Aim of the task — Go through the data below. List every line that holds the word "label".

Source information —
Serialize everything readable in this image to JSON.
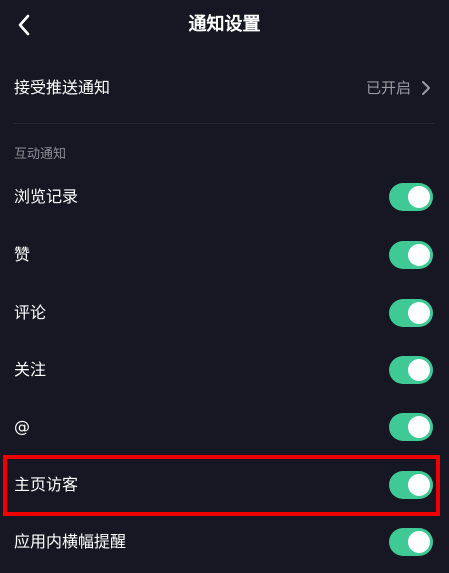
{
  "header": {
    "title": "通知设置",
    "back_icon": "chevron-left-icon"
  },
  "push": {
    "label": "接受推送通知",
    "status": "已开启",
    "chevron_icon": "chevron-right-icon"
  },
  "section": {
    "title": "互动通知"
  },
  "settings": [
    {
      "label": "浏览记录",
      "on": true
    },
    {
      "label": "赞",
      "on": true
    },
    {
      "label": "评论",
      "on": true
    },
    {
      "label": "关注",
      "on": true
    },
    {
      "label": "@",
      "on": true
    },
    {
      "label": "主页访客",
      "on": true
    },
    {
      "label": "应用内横幅提醒",
      "on": true
    }
  ],
  "colors": {
    "background": "#161722",
    "toggle_on": "#3ec995",
    "highlight": "#ee0000",
    "secondary_text": "#9a9ba3"
  }
}
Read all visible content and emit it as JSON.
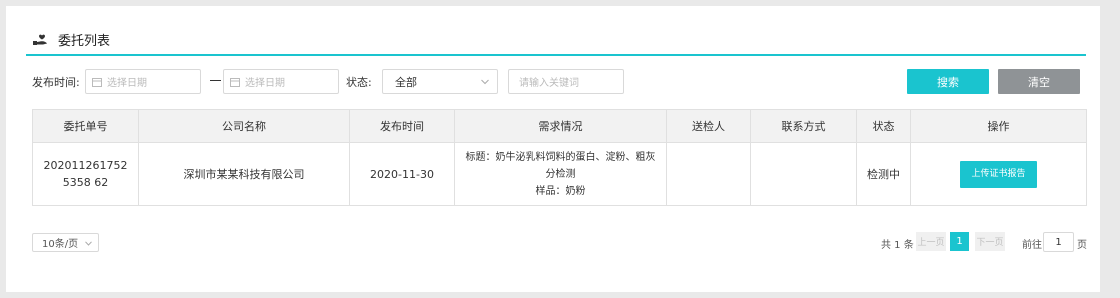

Exercise response —
    "label": "接受推送通知",
      "label": "浏览记录",
      "label": "赞",
      "label": "评论",
      "label": "关注",
      "label": "@",
      "label": "主页访客",
      "label": "应用内横幅提醒",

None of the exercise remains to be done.